## Description of the task
What is needed is an exact reproduction of the listing, without its pictures.

[[ Records shown open ]]

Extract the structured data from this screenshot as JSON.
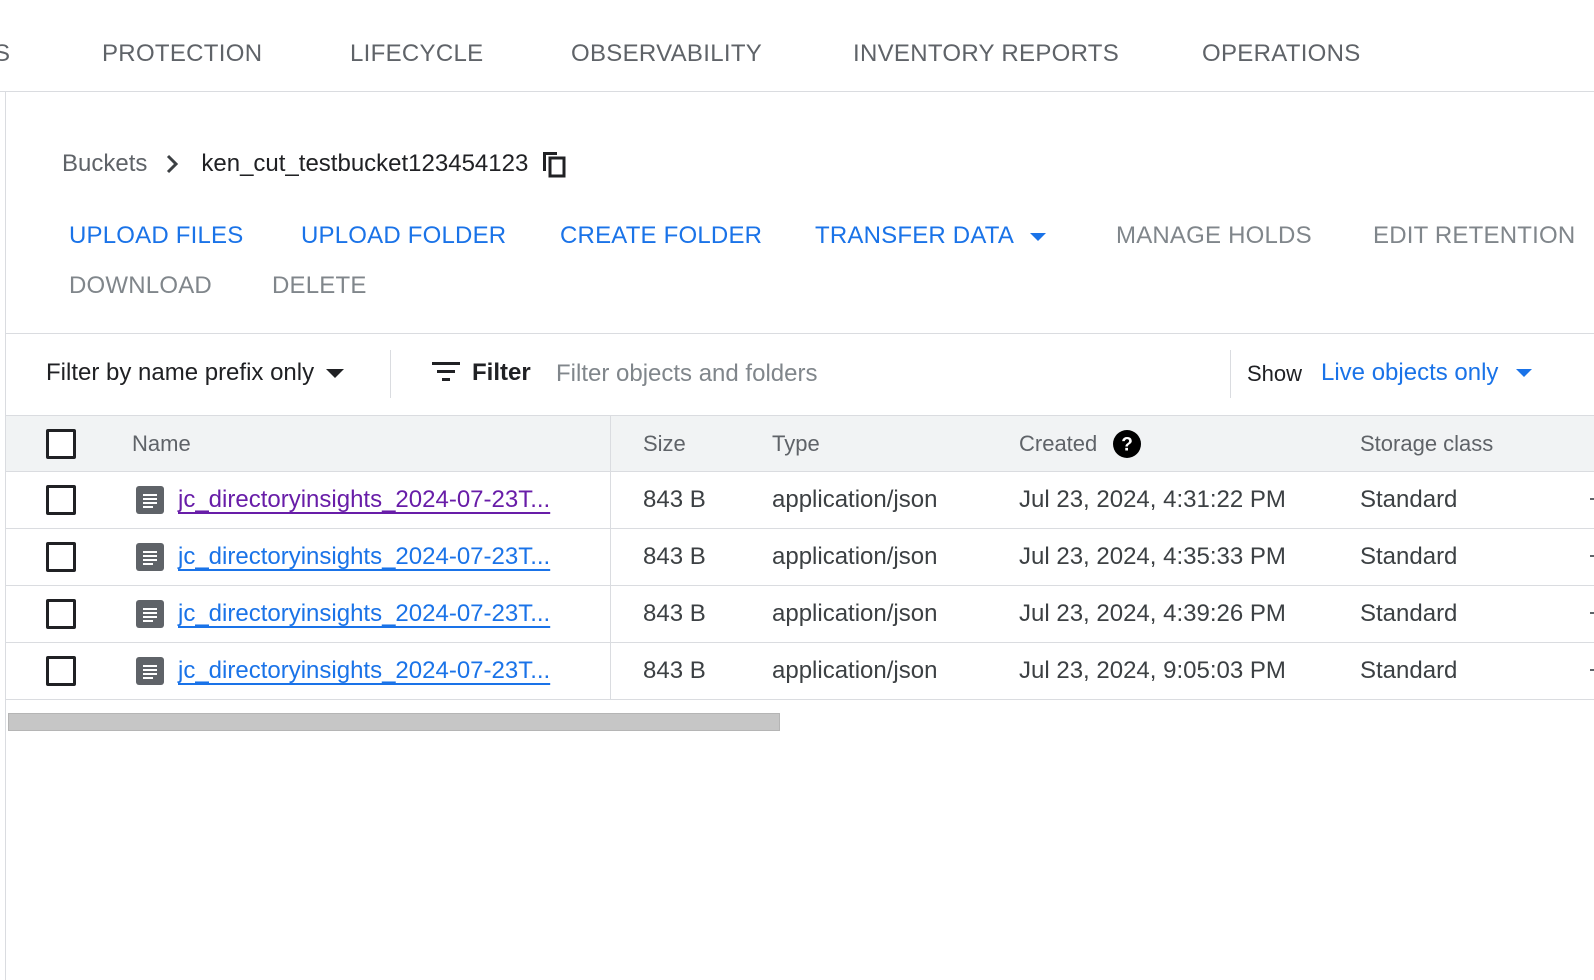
{
  "tabs": {
    "partial": "S",
    "protection": "PROTECTION",
    "lifecycle": "LIFECYCLE",
    "observability": "OBSERVABILITY",
    "inventory_reports": "INVENTORY REPORTS",
    "operations": "OPERATIONS"
  },
  "breadcrumb": {
    "parent": "Buckets",
    "current": "ken_cut_testbucket123454123"
  },
  "actions": {
    "upload_files": "UPLOAD FILES",
    "upload_folder": "UPLOAD FOLDER",
    "create_folder": "CREATE FOLDER",
    "transfer_data": "TRANSFER DATA",
    "manage_holds": "MANAGE HOLDS",
    "edit_retention": "EDIT RETENTION",
    "download": "DOWNLOAD",
    "delete": "DELETE"
  },
  "filterbar": {
    "prefix_mode": "Filter by name prefix only",
    "filter_label": "Filter",
    "filter_placeholder": "Filter objects and folders",
    "show_label": "Show",
    "show_value": "Live objects only"
  },
  "table": {
    "headers": {
      "name": "Name",
      "size": "Size",
      "type": "Type",
      "created": "Created",
      "storage_class": "Storage class"
    },
    "rows": [
      {
        "name": "jc_directoryinsights_2024-07-23T...",
        "size": "843 B",
        "type": "application/json",
        "created": "Jul 23, 2024, 4:31:22 PM",
        "storage_class": "Standard"
      },
      {
        "name": "jc_directoryinsights_2024-07-23T...",
        "size": "843 B",
        "type": "application/json",
        "created": "Jul 23, 2024, 4:35:33 PM",
        "storage_class": "Standard"
      },
      {
        "name": "jc_directoryinsights_2024-07-23T...",
        "size": "843 B",
        "type": "application/json",
        "created": "Jul 23, 2024, 4:39:26 PM",
        "storage_class": "Standard"
      },
      {
        "name": "jc_directoryinsights_2024-07-23T...",
        "size": "843 B",
        "type": "application/json",
        "created": "Jul 23, 2024, 9:05:03 PM",
        "storage_class": "Standard"
      }
    ]
  },
  "colors": {
    "accent": "#1a73e8",
    "visited_link": "#681da8",
    "muted": "#80868b"
  }
}
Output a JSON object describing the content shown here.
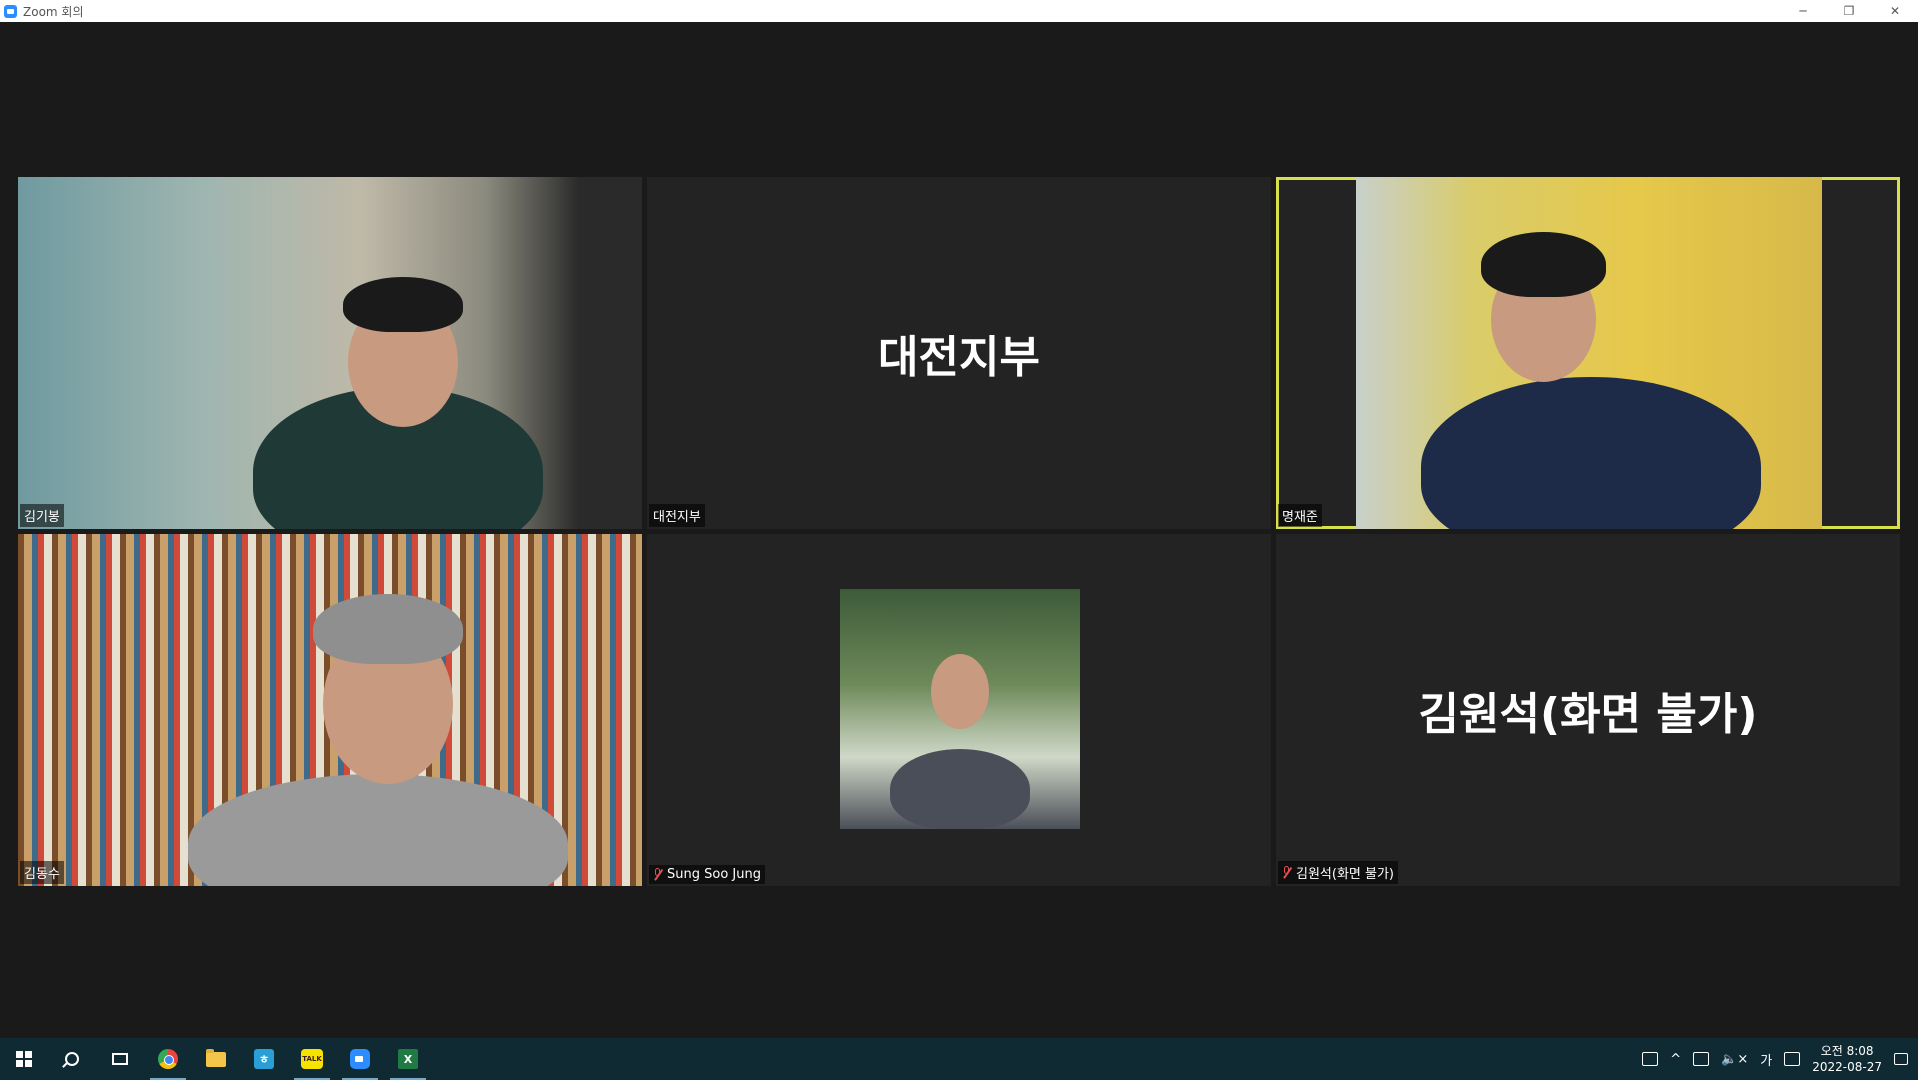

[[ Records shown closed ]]

## Solution to this task
Extract the structured data from this screenshot as JSON.
{
  "tabs": {
    "partial": "S",
    "protection": "PROTECTION",
    "lifecycle": "LIFECYCLE",
    "observability": "OBSERVABILITY",
    "inventory_reports": "INVENTORY REPORTS",
    "operations": "OPERATIONS"
  },
  "breadcrumb": {
    "parent": "Buckets",
    "current": "ken_cut_testbucket123454123"
  },
  "actions": {
    "upload_files": "UPLOAD FILES",
    "upload_folder": "UPLOAD FOLDER",
    "create_folder": "CREATE FOLDER",
    "transfer_data": "TRANSFER DATA",
    "manage_holds": "MANAGE HOLDS",
    "edit_retention": "EDIT RETENTION",
    "download": "DOWNLOAD",
    "delete": "DELETE"
  },
  "filterbar": {
    "prefix_mode": "Filter by name prefix only",
    "filter_label": "Filter",
    "filter_placeholder": "Filter objects and folders",
    "show_label": "Show",
    "show_value": "Live objects only"
  },
  "table": {
    "headers": {
      "name": "Name",
      "size": "Size",
      "type": "Type",
      "created": "Created",
      "storage_class": "Storage class"
    },
    "rows": [
      {
        "name": "jc_directoryinsights_2024-07-23T...",
        "size": "843 B",
        "type": "application/json",
        "created": "Jul 23, 2024, 4:31:22 PM",
        "storage_class": "Standard"
      },
      {
        "name": "jc_directoryinsights_2024-07-23T...",
        "size": "843 B",
        "type": "application/json",
        "created": "Jul 23, 2024, 4:35:33 PM",
        "storage_class": "Standard"
      },
      {
        "name": "jc_directoryinsights_2024-07-23T...",
        "size": "843 B",
        "type": "application/json",
        "created": "Jul 23, 2024, 4:39:26 PM",
        "storage_class": "Standard"
      },
      {
        "name": "jc_directoryinsights_2024-07-23T...",
        "size": "843 B",
        "type": "application/json",
        "created": "Jul 23, 2024, 9:05:03 PM",
        "storage_class": "Standard"
      }
    ]
  },
  "colors": {
    "accent": "#1a73e8",
    "visited_link": "#681da8",
    "muted": "#80868b"
  }
}
Output a JSON object describing the content shown here.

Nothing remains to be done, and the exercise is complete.